Future Telescopes - Right now there are plans on making much larger and obviously much more powerful telescopes. As previously mentioned there are plans on making visible light telescopes that are larger than 10 meters in diameter, and even plans for the next version of the Hubble Space Telescope. While bigger telescopes may be better, there are other ways to improve images of objects, especially when viewed from the Earth where the atmosphere causes so much blurring. The latest idea is something called adaptive optics. This technique involves compensating for the blurring effects of the atmosphere by altering the light that is collected so that it is not as smeared out. This can be done in a variety of ways including, having telescopes change their shapes to compensate for the atmospheric effects. In some cases the images obtained in this method are better than those obtained by the Hubble - take a look at the images shown below to see what I mean. Expect not only bigger telescopes in the future, but also much more sophisticated methods of dealing with the light - whether that involves different collecting techniques or analysis techniques, we'll just have to wait and see.

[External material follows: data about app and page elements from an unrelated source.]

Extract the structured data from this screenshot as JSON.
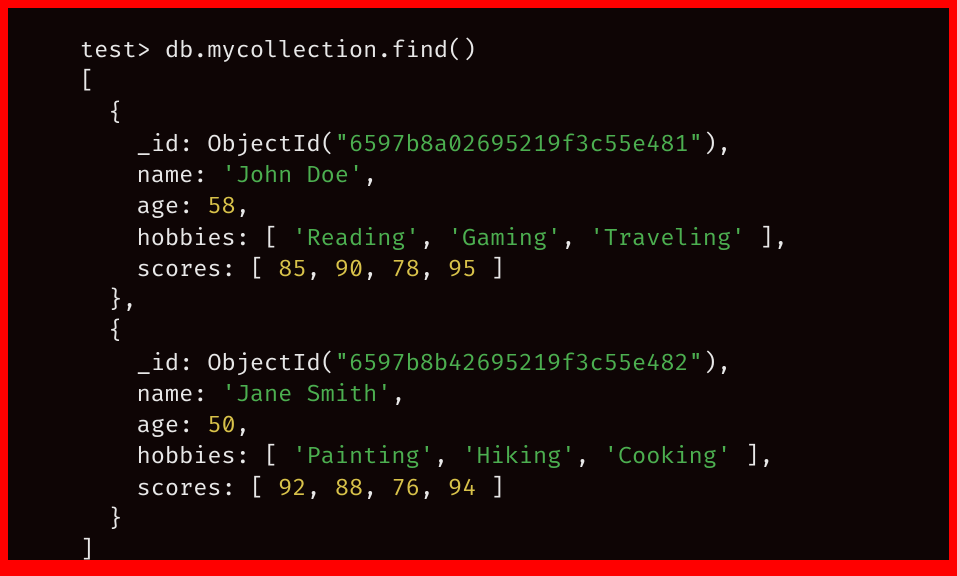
{
  "prompt": "test>",
  "command": "db.mycollection.find()",
  "open_bracket": "[",
  "close_bracket": "]",
  "objectid_label": "ObjectId",
  "docs": [
    {
      "id_key": "_id",
      "id_value": "\"6597b8a02695219f3c55e481\"",
      "name_key": "name",
      "name_value": "'John Doe'",
      "age_key": "age",
      "age_value": "58",
      "hobbies_key": "hobbies",
      "hobbies": [
        "'Reading'",
        "'Gaming'",
        "'Traveling'"
      ],
      "scores_key": "scores",
      "scores": [
        "85",
        "90",
        "78",
        "95"
      ]
    },
    {
      "id_key": "_id",
      "id_value": "\"6597b8b42695219f3c55e482\"",
      "name_key": "name",
      "name_value": "'Jane Smith'",
      "age_key": "age",
      "age_value": "50",
      "hobbies_key": "hobbies",
      "hobbies": [
        "'Painting'",
        "'Hiking'",
        "'Cooking'"
      ],
      "scores_key": "scores",
      "scores": [
        "92",
        "88",
        "76",
        "94"
      ]
    }
  ]
}
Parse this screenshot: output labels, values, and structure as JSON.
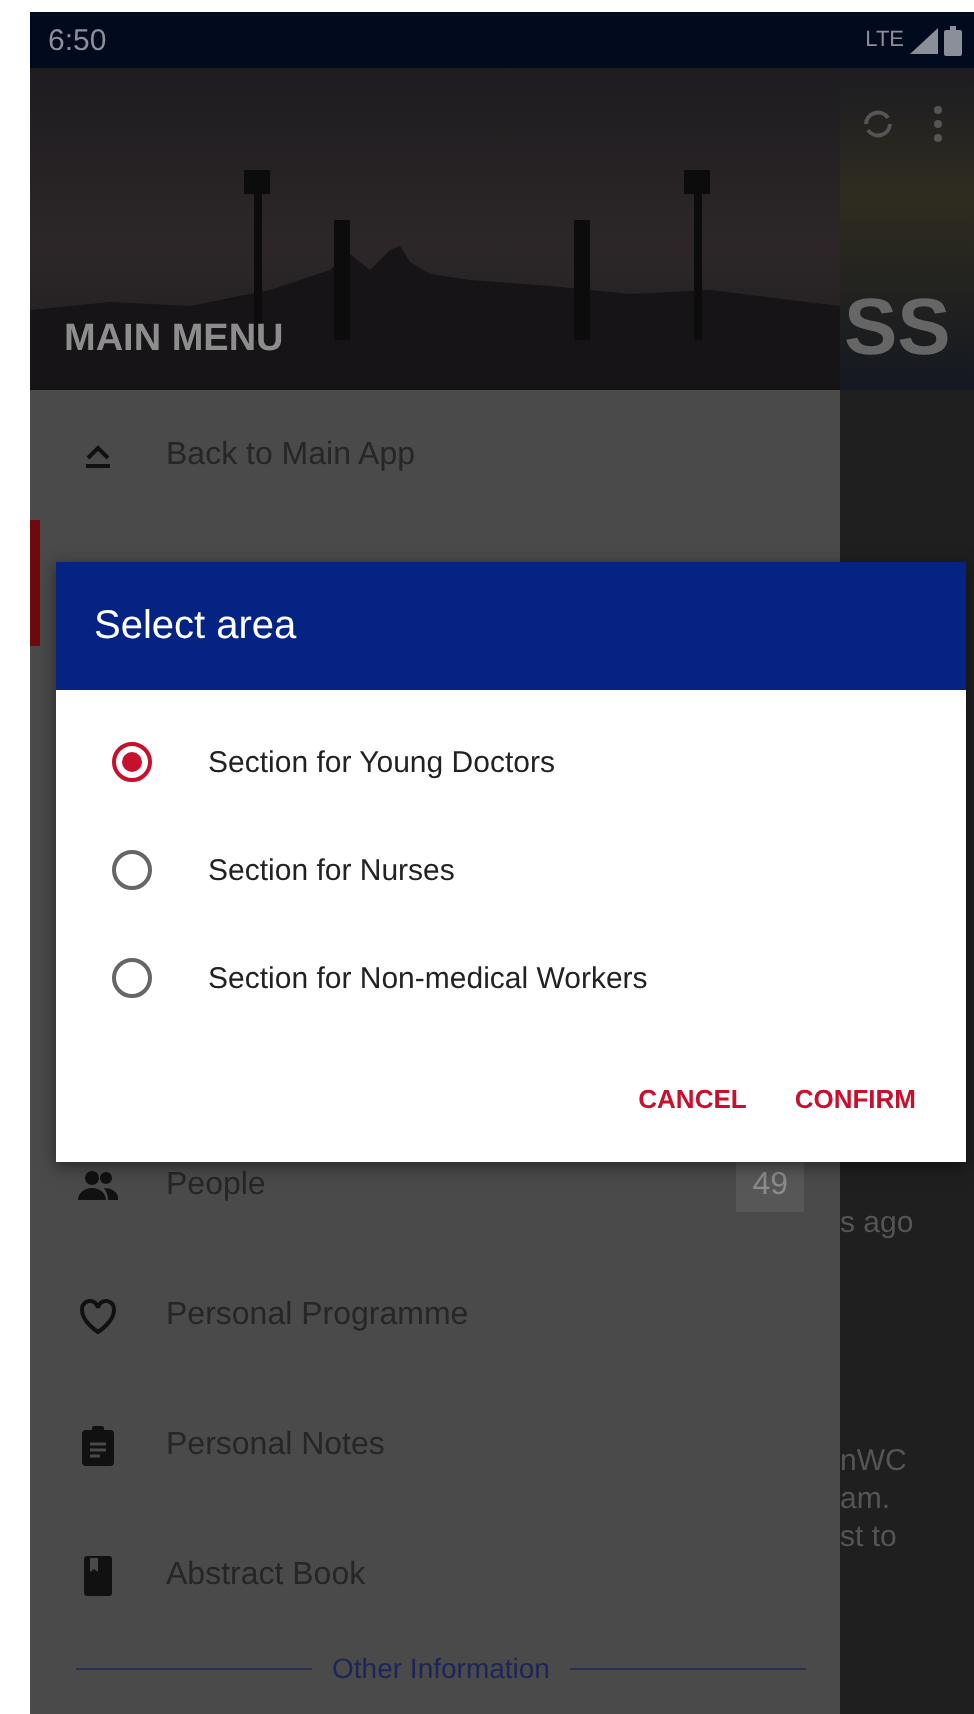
{
  "status_bar": {
    "time": "6:50",
    "network": "LTE"
  },
  "drawer": {
    "title": "MAIN MENU",
    "back_item": {
      "label": "Back to Main App"
    },
    "items": [
      {
        "kind": "people",
        "label": "People",
        "count": "49"
      },
      {
        "kind": "heart",
        "label": "Personal Programme"
      },
      {
        "kind": "clipboard",
        "label": "Personal Notes"
      },
      {
        "kind": "book",
        "label": "Abstract Book"
      }
    ],
    "section_divider": "Other Information"
  },
  "background_content": {
    "heading": "SS",
    "texts": [
      "s ago",
      "nWC",
      "am.",
      "st to"
    ]
  },
  "dialog": {
    "title": "Select area",
    "options": [
      {
        "label": "Section for Young Doctors",
        "selected": true
      },
      {
        "label": "Section for Nurses",
        "selected": false
      },
      {
        "label": "Section for Non-medical Workers",
        "selected": false
      }
    ],
    "buttons": [
      "CANCEL",
      "CONFIRM"
    ]
  }
}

Image from the Hubble Space Telescope showing a bright star and surrounding stars. Photo courtesy of the Hubble Space Telescope (STScI/NASA). 

Image from the Very Large Telescope taken using Adaptive Optics. There are more stars visible in this view and each star is clearly seen - not blurry - since the telescope is not only larger than the Hubble, but used adaptive optics. Photo courtesy of the European Southern Observatory.

Now that you've read this section, you should be able to answer these questions.....